Inspired by examples like the Botley Community Fridge, participants brainstormed about activities their churches could undertake and community partners they might work with. In the afternoon, leading environmental charity Hope for the Future ran a session on how to build a constructive relationship with your MP. Using – for the first time – their newly published workbook, which brings together expertise gleaned from research and dozens of MP meetings, Director Jo Musker-Sherwood and Assistant Director Sarah Robinson discussed how parliament works, techniques that are effective in meetings, and how to continue a relationship beyond a single meeting.

The afternoon culminated in a role play exercise in which a group of participants planned and carried out a meeting with Jo standing in as their MP. The response to both sessions was enthusiastic.

If you’d like to find out more or want to receive a Hope for the Future workbook, contact the diocesan world development adviser maranda@ccow.org.uk.

Volunteers help clothe hundreds of Bracknell’s poorest

by Jo Duckles

A van is loaded with clothes to be given away. Photo: St Mark’s, Binfield.

THE poorest and most vulnerable people in the Bracknell area are being helped by a clothing bank run by churches and volunteers in the deanery.

The idea started in Binfield when a mum had a bag of clothes to give away but felt the local charity shop was setting prices too high for those living in poverty.
“We got our heads together and decided to give clothes away to families in need. We have four seasonal giveaways each year. We get donations from churches around the deanery. They are not just Church of England, all of the churches in the area get involved,” said Gisele Taylor, who co-ordinates the project. The scheme was inspired by Jesus’s words in Matthew 25, vs 36: “I needed clothes and you clothed me…”

Clothes are picked up by volunteers and taken to a container at St Mark’s Church in Binfield. They are sorted into ages for children and sizes for adults. For the giveaways, 70 to 80 boxes are taken to St Joseph’s Roman Catholic Church in Bracknell.

Clients are referred from a variety of charities and agencies. These include Bracknell Women’s Aid, mental health charities, Christians Against Poverty, Social Services, Lighthouse Homeless Project and various foodbanks.

“The project is in contact with a breadth of projects and schemes that help people in situations where they find themselves in need. The clothes are taken to St Joseph’s by volunteers. Some are taken in cars, one person once delivered some in a horse box. It brings the community together to help, which is wonderful,” said Gisele.

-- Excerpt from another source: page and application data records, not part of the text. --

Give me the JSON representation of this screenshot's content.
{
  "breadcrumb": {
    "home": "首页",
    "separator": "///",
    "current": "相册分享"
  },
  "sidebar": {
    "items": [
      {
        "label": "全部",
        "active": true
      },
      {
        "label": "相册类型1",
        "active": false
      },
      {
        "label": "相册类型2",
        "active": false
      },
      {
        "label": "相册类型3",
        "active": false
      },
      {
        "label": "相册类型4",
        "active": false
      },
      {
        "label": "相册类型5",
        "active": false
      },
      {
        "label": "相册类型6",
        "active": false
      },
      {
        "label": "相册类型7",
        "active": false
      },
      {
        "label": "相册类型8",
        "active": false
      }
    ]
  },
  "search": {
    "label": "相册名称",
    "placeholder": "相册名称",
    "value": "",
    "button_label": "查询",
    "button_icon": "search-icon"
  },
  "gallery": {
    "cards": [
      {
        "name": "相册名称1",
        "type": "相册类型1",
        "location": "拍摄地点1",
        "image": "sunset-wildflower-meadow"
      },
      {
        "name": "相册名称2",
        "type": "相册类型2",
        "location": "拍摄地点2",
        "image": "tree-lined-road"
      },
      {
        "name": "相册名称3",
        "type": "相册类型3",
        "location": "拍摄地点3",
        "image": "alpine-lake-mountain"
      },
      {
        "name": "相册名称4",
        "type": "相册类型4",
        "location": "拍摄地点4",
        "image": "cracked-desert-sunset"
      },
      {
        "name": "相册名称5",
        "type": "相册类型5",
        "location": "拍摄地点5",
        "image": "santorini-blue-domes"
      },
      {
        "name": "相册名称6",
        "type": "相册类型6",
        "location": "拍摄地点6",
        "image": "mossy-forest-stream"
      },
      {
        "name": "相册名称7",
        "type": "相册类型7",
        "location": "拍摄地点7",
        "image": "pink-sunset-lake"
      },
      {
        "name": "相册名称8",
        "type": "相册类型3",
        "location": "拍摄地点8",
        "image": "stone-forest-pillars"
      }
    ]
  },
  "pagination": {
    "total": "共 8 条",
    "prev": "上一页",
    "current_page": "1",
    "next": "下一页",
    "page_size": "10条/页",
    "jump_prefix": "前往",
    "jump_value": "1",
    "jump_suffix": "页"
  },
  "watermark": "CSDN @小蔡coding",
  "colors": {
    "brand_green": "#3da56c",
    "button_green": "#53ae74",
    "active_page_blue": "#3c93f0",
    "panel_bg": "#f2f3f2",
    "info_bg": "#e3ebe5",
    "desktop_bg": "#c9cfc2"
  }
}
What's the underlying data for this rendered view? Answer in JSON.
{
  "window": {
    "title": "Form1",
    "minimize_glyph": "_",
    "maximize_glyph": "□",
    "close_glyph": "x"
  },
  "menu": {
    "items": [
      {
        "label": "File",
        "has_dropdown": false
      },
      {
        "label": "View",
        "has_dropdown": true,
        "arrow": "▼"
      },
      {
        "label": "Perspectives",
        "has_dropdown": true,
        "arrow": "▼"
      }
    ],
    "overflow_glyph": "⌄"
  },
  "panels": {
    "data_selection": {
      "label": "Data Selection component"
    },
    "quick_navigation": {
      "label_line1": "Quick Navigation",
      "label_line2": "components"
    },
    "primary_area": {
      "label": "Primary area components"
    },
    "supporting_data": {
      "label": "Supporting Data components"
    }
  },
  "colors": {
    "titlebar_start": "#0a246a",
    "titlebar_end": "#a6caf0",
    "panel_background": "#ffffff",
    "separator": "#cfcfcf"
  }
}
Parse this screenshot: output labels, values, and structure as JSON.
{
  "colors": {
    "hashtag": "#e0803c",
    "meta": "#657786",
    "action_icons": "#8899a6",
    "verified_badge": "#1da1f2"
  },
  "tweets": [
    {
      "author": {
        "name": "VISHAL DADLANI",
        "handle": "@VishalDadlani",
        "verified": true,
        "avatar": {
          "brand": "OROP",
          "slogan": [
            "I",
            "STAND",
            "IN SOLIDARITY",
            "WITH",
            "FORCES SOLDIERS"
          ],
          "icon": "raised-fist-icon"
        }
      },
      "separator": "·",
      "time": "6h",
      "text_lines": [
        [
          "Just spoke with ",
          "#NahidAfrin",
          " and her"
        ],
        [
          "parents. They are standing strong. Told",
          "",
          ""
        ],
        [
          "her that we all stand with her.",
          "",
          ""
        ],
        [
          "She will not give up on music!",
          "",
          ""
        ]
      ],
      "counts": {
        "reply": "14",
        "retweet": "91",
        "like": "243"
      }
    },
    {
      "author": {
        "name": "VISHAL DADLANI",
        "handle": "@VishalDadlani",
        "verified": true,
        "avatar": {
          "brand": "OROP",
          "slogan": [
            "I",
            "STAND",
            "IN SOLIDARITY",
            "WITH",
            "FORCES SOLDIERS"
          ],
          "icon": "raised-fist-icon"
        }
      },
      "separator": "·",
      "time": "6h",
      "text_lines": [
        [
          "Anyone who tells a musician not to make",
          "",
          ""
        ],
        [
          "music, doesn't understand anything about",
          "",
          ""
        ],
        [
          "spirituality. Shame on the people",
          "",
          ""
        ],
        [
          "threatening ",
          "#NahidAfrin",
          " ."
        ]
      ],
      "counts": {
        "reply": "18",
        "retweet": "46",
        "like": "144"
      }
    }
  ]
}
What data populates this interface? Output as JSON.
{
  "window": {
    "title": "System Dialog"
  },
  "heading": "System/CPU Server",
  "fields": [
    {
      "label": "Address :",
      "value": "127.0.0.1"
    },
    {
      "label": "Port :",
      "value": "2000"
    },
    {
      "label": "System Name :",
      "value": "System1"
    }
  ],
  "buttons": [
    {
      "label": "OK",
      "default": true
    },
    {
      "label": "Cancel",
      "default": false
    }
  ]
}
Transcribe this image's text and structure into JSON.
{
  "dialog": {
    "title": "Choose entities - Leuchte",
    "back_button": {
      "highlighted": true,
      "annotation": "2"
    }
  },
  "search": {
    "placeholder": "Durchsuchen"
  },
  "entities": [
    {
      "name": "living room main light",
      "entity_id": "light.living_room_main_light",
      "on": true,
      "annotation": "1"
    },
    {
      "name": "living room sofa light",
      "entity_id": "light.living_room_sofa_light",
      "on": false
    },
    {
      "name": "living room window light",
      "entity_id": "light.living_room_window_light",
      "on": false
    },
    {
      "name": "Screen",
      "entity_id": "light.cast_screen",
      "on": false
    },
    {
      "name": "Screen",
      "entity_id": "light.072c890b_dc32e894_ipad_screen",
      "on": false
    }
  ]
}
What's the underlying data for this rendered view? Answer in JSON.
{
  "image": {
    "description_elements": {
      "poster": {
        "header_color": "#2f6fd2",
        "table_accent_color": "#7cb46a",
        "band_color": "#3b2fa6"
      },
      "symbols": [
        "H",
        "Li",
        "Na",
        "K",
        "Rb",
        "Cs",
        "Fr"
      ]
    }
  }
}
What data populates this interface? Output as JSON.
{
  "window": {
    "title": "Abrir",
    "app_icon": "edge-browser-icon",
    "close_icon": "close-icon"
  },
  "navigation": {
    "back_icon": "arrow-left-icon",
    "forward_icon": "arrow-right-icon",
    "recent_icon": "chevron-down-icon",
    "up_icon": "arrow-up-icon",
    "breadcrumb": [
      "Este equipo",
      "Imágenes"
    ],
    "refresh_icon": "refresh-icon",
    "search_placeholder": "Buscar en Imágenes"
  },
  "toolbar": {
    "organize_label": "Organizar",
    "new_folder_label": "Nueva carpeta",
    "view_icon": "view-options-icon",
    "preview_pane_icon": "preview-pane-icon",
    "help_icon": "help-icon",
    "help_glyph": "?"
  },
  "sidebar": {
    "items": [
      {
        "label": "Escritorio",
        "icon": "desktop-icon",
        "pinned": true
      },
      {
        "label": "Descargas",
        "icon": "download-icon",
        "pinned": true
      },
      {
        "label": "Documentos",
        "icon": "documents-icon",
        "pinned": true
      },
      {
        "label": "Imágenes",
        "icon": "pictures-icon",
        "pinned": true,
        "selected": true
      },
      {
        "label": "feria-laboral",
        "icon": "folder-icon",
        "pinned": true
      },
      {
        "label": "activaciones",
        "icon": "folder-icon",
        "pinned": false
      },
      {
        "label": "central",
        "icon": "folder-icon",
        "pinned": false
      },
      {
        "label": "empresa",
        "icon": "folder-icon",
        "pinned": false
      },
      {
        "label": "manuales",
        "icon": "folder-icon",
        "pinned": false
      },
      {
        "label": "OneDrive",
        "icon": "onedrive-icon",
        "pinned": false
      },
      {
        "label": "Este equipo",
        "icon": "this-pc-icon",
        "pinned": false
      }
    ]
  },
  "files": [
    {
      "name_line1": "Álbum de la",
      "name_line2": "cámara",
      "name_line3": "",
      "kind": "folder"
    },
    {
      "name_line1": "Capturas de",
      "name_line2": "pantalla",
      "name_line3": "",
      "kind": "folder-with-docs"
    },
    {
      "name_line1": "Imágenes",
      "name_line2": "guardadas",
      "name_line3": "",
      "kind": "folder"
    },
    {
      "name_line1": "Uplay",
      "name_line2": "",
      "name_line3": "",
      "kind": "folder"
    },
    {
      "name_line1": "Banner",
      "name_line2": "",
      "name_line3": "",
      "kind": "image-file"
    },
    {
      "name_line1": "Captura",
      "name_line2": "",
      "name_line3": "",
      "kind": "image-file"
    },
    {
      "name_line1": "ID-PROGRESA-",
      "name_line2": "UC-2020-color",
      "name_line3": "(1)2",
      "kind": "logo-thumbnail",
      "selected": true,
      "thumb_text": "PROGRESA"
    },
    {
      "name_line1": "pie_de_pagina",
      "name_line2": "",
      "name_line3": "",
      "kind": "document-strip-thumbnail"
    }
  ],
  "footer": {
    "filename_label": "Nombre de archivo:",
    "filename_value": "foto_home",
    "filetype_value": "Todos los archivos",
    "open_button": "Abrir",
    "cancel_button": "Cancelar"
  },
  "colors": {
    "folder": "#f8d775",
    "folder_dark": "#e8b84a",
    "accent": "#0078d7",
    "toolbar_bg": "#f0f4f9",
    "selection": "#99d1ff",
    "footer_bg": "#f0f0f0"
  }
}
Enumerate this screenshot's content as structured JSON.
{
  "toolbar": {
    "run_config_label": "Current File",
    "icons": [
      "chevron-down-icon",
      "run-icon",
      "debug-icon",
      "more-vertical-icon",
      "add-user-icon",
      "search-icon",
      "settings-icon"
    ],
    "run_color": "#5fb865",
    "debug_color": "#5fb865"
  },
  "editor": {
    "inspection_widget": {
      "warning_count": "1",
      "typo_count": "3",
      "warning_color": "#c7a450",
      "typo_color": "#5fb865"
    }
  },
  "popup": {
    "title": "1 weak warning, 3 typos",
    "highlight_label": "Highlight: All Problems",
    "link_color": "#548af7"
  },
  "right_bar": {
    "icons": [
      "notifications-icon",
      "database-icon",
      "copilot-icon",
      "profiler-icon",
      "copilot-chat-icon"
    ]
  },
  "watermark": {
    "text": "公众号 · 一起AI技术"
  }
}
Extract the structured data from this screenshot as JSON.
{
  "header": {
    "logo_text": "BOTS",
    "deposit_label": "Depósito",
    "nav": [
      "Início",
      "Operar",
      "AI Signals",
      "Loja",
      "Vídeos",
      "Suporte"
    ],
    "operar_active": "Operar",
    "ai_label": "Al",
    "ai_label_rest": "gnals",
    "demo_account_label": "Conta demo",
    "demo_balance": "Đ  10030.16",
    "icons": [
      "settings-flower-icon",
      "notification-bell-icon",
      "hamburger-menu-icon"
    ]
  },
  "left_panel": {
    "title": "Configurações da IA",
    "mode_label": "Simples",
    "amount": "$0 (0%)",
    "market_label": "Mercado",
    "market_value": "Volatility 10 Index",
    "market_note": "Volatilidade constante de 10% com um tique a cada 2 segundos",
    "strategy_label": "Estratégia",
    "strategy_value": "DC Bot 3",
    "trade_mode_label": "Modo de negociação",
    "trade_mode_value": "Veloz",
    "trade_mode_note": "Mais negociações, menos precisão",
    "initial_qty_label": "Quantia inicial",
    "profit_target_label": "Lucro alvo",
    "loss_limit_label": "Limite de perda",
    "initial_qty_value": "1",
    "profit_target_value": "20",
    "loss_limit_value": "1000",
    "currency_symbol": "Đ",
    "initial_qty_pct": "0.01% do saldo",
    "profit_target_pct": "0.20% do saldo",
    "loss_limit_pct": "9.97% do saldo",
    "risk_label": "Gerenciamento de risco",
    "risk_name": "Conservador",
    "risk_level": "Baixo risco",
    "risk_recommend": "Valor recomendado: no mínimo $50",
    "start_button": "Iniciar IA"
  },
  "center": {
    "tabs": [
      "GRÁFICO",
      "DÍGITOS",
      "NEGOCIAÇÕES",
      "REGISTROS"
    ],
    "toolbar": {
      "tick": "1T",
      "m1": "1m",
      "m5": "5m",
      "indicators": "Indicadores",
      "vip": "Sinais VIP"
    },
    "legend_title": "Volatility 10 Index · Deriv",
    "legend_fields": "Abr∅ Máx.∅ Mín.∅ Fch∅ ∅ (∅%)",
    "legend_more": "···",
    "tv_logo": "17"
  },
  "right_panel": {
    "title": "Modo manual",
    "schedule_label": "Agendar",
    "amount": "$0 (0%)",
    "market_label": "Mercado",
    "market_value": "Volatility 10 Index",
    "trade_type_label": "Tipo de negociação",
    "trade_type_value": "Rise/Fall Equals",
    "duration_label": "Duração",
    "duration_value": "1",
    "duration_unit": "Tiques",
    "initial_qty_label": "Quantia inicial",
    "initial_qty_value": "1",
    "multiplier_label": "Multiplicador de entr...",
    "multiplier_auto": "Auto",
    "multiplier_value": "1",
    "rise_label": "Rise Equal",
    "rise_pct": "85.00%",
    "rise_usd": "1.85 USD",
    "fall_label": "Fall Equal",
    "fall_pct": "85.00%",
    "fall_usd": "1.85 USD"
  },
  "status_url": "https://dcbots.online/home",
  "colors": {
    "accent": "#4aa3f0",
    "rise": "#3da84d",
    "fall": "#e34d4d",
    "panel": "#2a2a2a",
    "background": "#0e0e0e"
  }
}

Clients who are referred to the clothing bank receive vouchers which allow them to visit St Joseph’s during a giveaway and take whatever clothes they need.
“We restrict the new clothing people can take away and some of what we receive isn’t appropriate. The majority of clients are aged between 20 and 40. Two thirds of the clothes we give away are for children and one third for adults. We don’t have a lot of need for older adult clothing or smarter clothes. We have emergency referrals too between giveaways. We recently had a family of refugees so we clothed them.” Gisele said that any clothing unlikely to be wanted by the core client group was sold on Ebay and the money used to buy new underwear and pyjamas, which can’t be given away second hand.

“We get 90 to 130 clients each time. I co-ordinate the project but it is very much a joint effort and we couldn’t do it without all of the volunteers we have on board. We have people from industry, someone from Microsoft and a number of people from Lloyds who are given a number of days per year to work within the community.”

Volunteers also deal with the administration of the project. New for 2017 is a specific school uniform giveaway. “School uniforms don’t tend to go during the regular giveaways but we wanted to do something for families at the crunch time of year, before the new school years starts,” added Gisele.

For anyone living in the Bracknell area who would like to donate clothes or get involved, contact St Mark’s Binfield on
office@binfieldcofechurches.org.uk or 01344 421079.